Prepare for ‘all-out war,’ N Korea’s Kim tells troops

Prepare for ‘all-out war,’ N Korea’s Kim tells troops

Prepare for ‘all-out war,’ N Korea’s Kim tells troops

North Korean leader Kim Jong-Un (C) waves from a boat during his visit to the Jangjae Islet Defence Detachment and Mu Islet Hero Defence Detachment on the front, near the border with South Korea, southwest of Pyongyang March 7, 2013 in this picture released by the North's official KCNA news agency in Pyongyang March 8, 2013. REUTERS/KCNA

North Korean leader Kim Jong-un called on his troops March 8 to prepare for “all-out war” after declaring it was voiding non-aggression pacts with South Korea and severing a hotline with Seoul.

As tension continues to rise on the Korean peninsula, Kim Jong-un has visited a frontline unit that shelled the South in 2010 and said the North’s military was “fully ready to fight a Korean-style, all-out war.”

Pictured with binoculars, Kim stressed “the need for soldiers to keep themselves fully ready to go into action to annihilate the enemy any time an order is issued and instructed them to deal deadly blows at enemies and blow up their positions,” North Korean state media reported. He inspected artillery units on Mu Island that shelled the nearby South Korean island of Yeonpyeong in November 2010, killing four people and triggering an exchange of fire that sparked fears of a full-blown conflict.

Footage of the visit showed him being greeted by chanting troops who were held back as they surged toward him. Their families brought their children to meet him, with one woman encouraging her daughter forward for a hug. At the end of the trip, the soldiers ran down to the beach and waded chest deep into the freezing water clutching at Kim’s motor launch as it moved away.

North would perish

South Korea quickly condemned its neighbor. “If North Korea attacks South Korea with a nuclear weapon, Kim Jong-un’s regime will perish from the earth,” Defense Ministry spokesman Kim Min-seok said. “Although atomic bombs were used twice in the past to end World War II, if a nuclear bomb is used against a free and democratic society...then mankind would not forgive it.”

China also stepped in on the tension, calling for “calm and restraint” and to avoid actions that might further escalate tensions.

Kim’s call came after North Korea announced a vow to scrap peace pacts and sever a hotline with South Korea as it upped the ante after its recent atomic test in a response to new U.N. sanctions.

It has even threatened a “pre-emptive nuclear attack” against the United States and South Korea.
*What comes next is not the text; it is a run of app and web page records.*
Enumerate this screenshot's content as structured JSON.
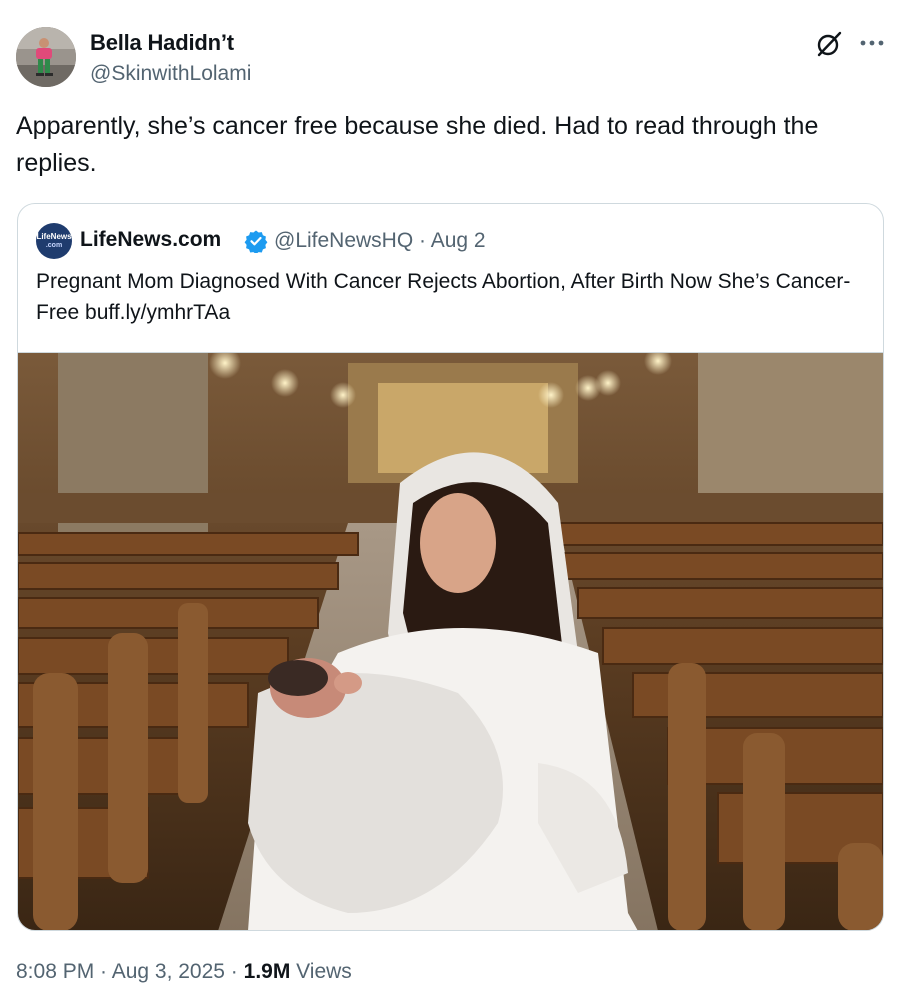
{
  "author": {
    "name": "Bella Hadidn’t",
    "handle": "@SkinwithLolami"
  },
  "icons": {
    "grok": "grok-slash-icon",
    "more": "more-horizontal-icon",
    "verified": "verified-badge-icon"
  },
  "tweet": {
    "text": "Apparently, she’s cancer free because she died. Had to read through the replies."
  },
  "quote": {
    "logo_line1": "LifeNews",
    "logo_line2": ".com",
    "name": "LifeNews.com",
    "handle_date": "@LifeNewsHQ · Aug 2",
    "text": "Pregnant Mom Diagnosed With Cancer Rejects Abortion, After Birth Now She’s Cancer-Free buff.ly/ymhrTAa"
  },
  "footer": {
    "time": "8:08 PM · Aug 3, 2025 · ",
    "views_count": "1.9M",
    "views_label": " Views"
  },
  "colors": {
    "text": "#0f1419",
    "secondary": "#536471",
    "border": "#cfd9de",
    "verified": "#1d9bf0"
  }
}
North Korea “abrogates all agreements on non-aggression reached between the North and the South,” the state-run Committee for the Peaceful Reunification of Korea (CPRK) said in the latest statement.

The CPRK said the pacts would be voided as of March 11, the same day that Pyongyang has vowed to rip up the 1953 armistice agreement that ended Korean War hostilities. “It also notifies the South side that it will immediately cut off the North-South hotline,” the committee said. The hotline was installed in 1971 and the North has severed it on five occasions in the past, most recently in 2010.

Seoul, Tokyo in range, not US

SEOUL - Reuters

North Korea has plenty of military firepower even if its threat this week of a pre-emptive nuclear strike on the United States is a hollow one, with South Korea most at risk from the isolated regime’s artillery and rockets.

Japan, separated by less than 1,000 kilometers of water and a frequent target of North Korea’s ire, is also in easy range of Pyongyang’s short- and mid-range missiles. Experts say North Korea is years away from being able to hit continental America with a nuclear weapon despite a decades-long push toward an atomic capability.

North Korea has around 12,000 artillery guns, many arrayed near the border. It also has an arsenal of intermediate range missiles in operational deployment, some of which can travel more than 3,000 kilometers. That puts South Korea and Japan in range as well as the U.S. territory of Guam.

In pure numbers, North Korea’s military looks formidable, much larger than the more affluent South in both personnel and equipment. The North’s 1.2 million soldiers face off against 640,000 South Korean troops who are backed up by 26,000 U.S. personnel stationed in the country.

However, Pyongyang’s capabilities are not what the figures would suggest. North Korea has all but abandoned running a conventional military that can engage in sustained battle because of scare resources and has instead focused on nuclear weapons and ballistic missile technology, experts say.